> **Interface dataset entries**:
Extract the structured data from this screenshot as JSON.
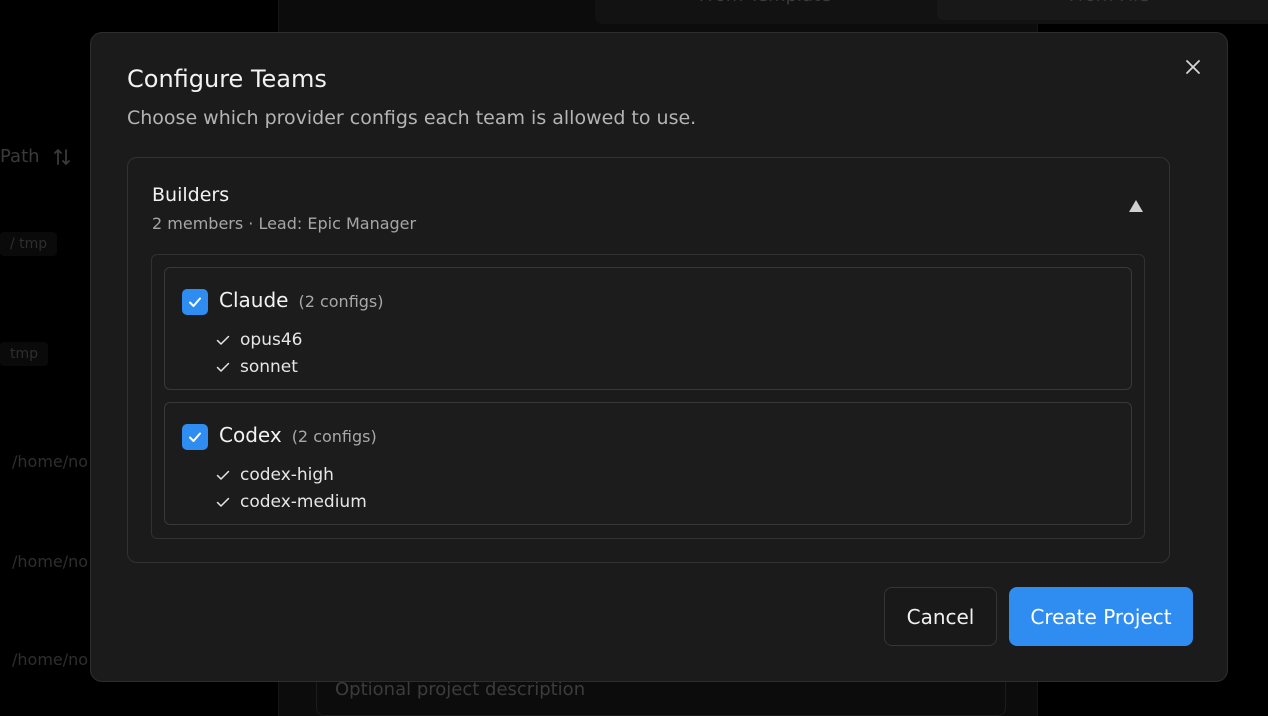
{
  "background": {
    "tabs": [
      "From Template",
      "From File"
    ],
    "path_header": "Path",
    "sort_icon": "sort-arrows-icon",
    "chips": [
      "/ tmp",
      "tmp"
    ],
    "paths": [
      "/home/no",
      "/home/no",
      "/home/no"
    ],
    "description_placeholder": "Optional project description"
  },
  "modal": {
    "title": "Configure Teams",
    "subtitle": "Choose which provider configs each team is allowed to use.",
    "close_icon": "close-icon",
    "team": {
      "name": "Builders",
      "meta": "2 members · Lead: Epic Manager",
      "toggle_icon": "triangle-up-icon",
      "providers": [
        {
          "name": "Claude",
          "count": "(2 configs)",
          "checked": true,
          "configs": [
            "opus46",
            "sonnet"
          ]
        },
        {
          "name": "Codex",
          "count": "(2 configs)",
          "checked": true,
          "configs": [
            "codex-high",
            "codex-medium"
          ]
        }
      ]
    },
    "buttons": {
      "cancel": "Cancel",
      "create": "Create Project"
    }
  },
  "colors": {
    "accent": "#2f8cf0",
    "modal_bg": "#1b1b1b",
    "page_bg": "#000000"
  }
}
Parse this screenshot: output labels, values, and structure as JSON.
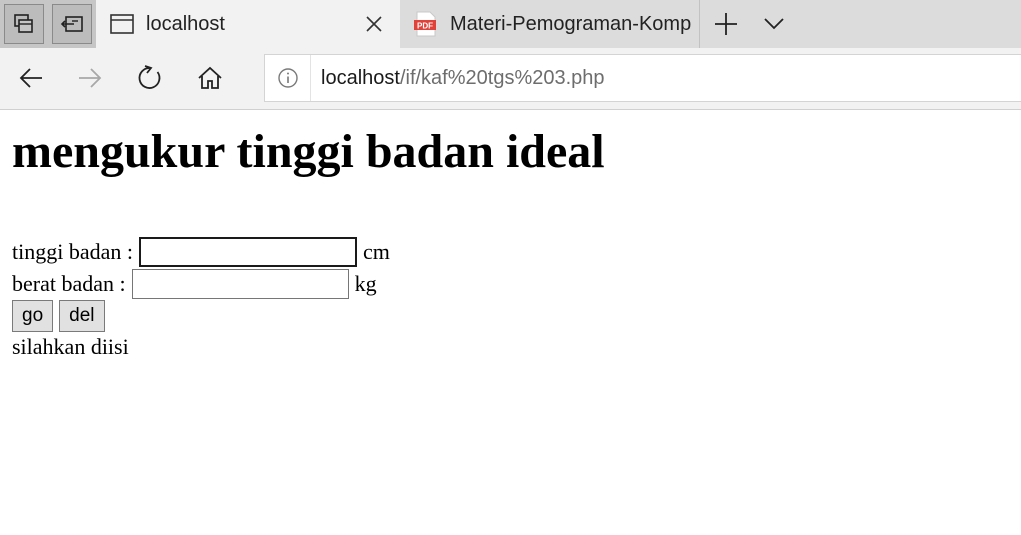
{
  "browser": {
    "tab_strip": {
      "active_tab": {
        "title": "localhost",
        "favicon": "page-icon",
        "close": "close-icon"
      },
      "inactive_tab": {
        "title": "Materi-Pemograman-Komp",
        "favicon": "pdf-icon",
        "favicon_label": "PDF"
      },
      "buttons": [
        "tab-preview-icon",
        "set-aside-tabs-icon",
        "new-tab-icon",
        "tab-list-chevron-icon"
      ]
    },
    "navigation": {
      "buttons": [
        "back-arrow-icon",
        "forward-arrow-icon",
        "refresh-icon",
        "home-icon"
      ],
      "address": {
        "host": "localhost",
        "path": "/if/kaf%20tgs%203.php",
        "info_icon": "info-icon"
      }
    }
  },
  "page": {
    "heading": "mengukur tinggi badan ideal",
    "form": {
      "height_label": "tinggi badan :",
      "height_value": "",
      "height_unit": "cm",
      "weight_label": "berat badan :",
      "weight_value": "",
      "weight_unit": "kg",
      "go_button": "go",
      "delete_button": "del"
    },
    "message": "silahkan diisi"
  },
  "colors": {
    "tab_strip_bg": "#dcdcdc",
    "active_tab_bg": "#f2f2f2",
    "pdf_red": "#e0423a"
  }
}
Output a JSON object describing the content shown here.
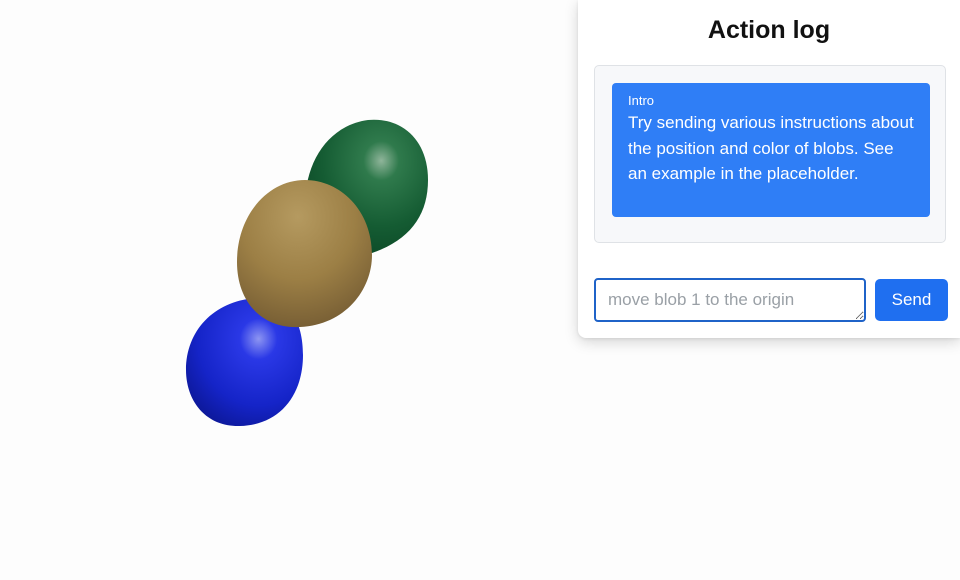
{
  "scene": {
    "blobs": [
      {
        "name": "green blob",
        "color": "#0f5a30"
      },
      {
        "name": "tan blob",
        "color": "#a8874a"
      },
      {
        "name": "blue blob",
        "color": "#1020d0"
      }
    ]
  },
  "panel": {
    "title": "Action log",
    "entries": [
      {
        "label": "Intro",
        "text": "Try sending various instructions about the position and color of blobs. See an example in the placeholder."
      }
    ]
  },
  "composer": {
    "input_value": "",
    "placeholder": "move blob 1 to the origin",
    "send_label": "Send"
  },
  "colors": {
    "accent": "#1f6ff0",
    "entry_bg": "#2f7ef6"
  }
}
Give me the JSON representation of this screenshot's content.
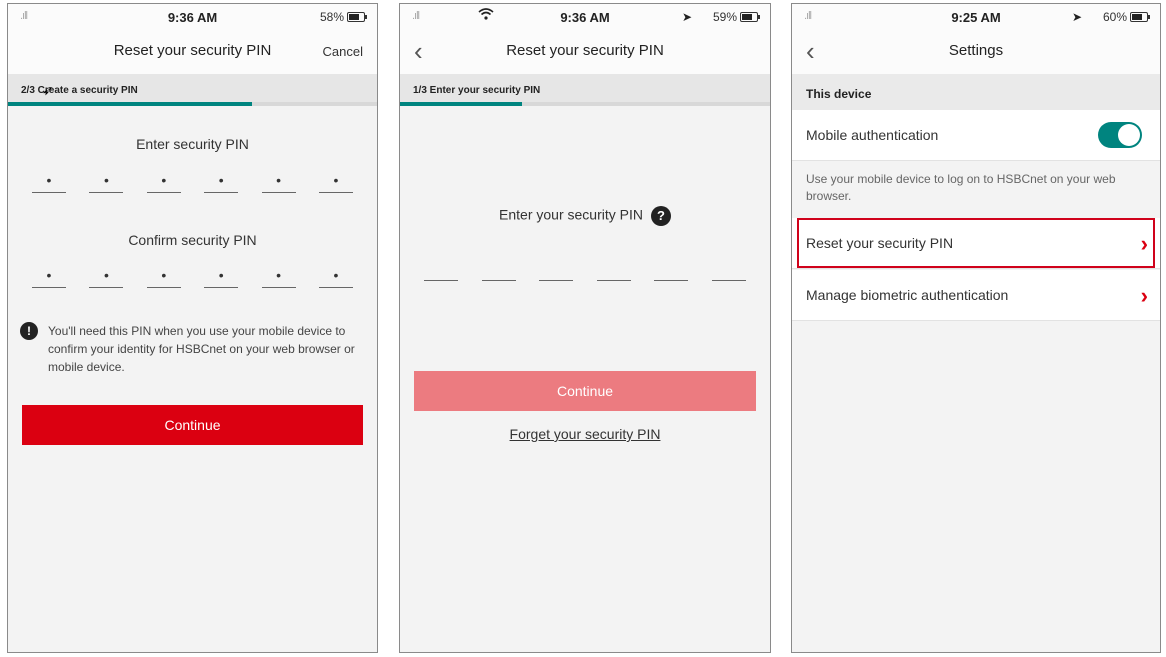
{
  "screen1": {
    "status": {
      "signal": ".ıll",
      "time": "9:36 AM",
      "battery": "58%"
    },
    "nav": {
      "title": "Reset your security PIN",
      "cancel": "Cancel"
    },
    "step_label": "2/3 Create a security PIN",
    "progress": 0.66,
    "enter_label": "Enter security PIN",
    "confirm_label": "Confirm security PIN",
    "pin_dots": [
      "•",
      "•",
      "•",
      "•",
      "•",
      "•"
    ],
    "info_icon": "!",
    "info_text": "You'll need this PIN when you use your mobile device to confirm your identity for HSBCnet on your web browser or mobile device.",
    "continue": "Continue"
  },
  "screen2": {
    "status": {
      "signal": ".ıll",
      "time": "9:36 AM",
      "battery": "59%"
    },
    "nav": {
      "back": "‹",
      "title": "Reset your security PIN"
    },
    "step_label": "1/3 Enter your security PIN",
    "progress": 0.33,
    "enter_label": "Enter your security PIN",
    "help_icon": "?",
    "continue": "Continue",
    "forget_link": "Forget your security PIN"
  },
  "screen3": {
    "status": {
      "signal": ".ıll",
      "time": "9:25 AM",
      "battery": "60%"
    },
    "nav": {
      "back": "‹",
      "title": "Settings"
    },
    "section": "This device",
    "mobile_auth": "Mobile authentication",
    "mobile_auth_enabled": true,
    "description": "Use your mobile device to log on to HSBCnet on your web browser.",
    "reset_pin": "Reset your security PIN",
    "manage_bio": "Manage biometric authentication"
  },
  "colors": {
    "brand_red": "#db0011",
    "teal": "#00847f",
    "disabled_red": "#ec7b80"
  },
  "icons": {
    "chevron": "›",
    "location": "➤",
    "wifi": "wifi-icon",
    "battery": "battery-icon",
    "cursor": "cursor-icon"
  }
}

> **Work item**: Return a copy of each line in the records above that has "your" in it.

> **Reply to the task**:
      "title": "Reset your security PIN",
    "info_text": "You'll need this PIN when you use your mobile device to confirm your identity for HSBCnet on your web browser or mobile device.",
      "title": "Reset your security PIN"
    "step_label": "1/3 Enter your security PIN",
    "enter_label": "Enter your security PIN",
    "forget_link": "Forget your security PIN"
    "description": "Use your mobile device to log on to HSBCnet on your web browser.",
    "reset_pin": "Reset your security PIN",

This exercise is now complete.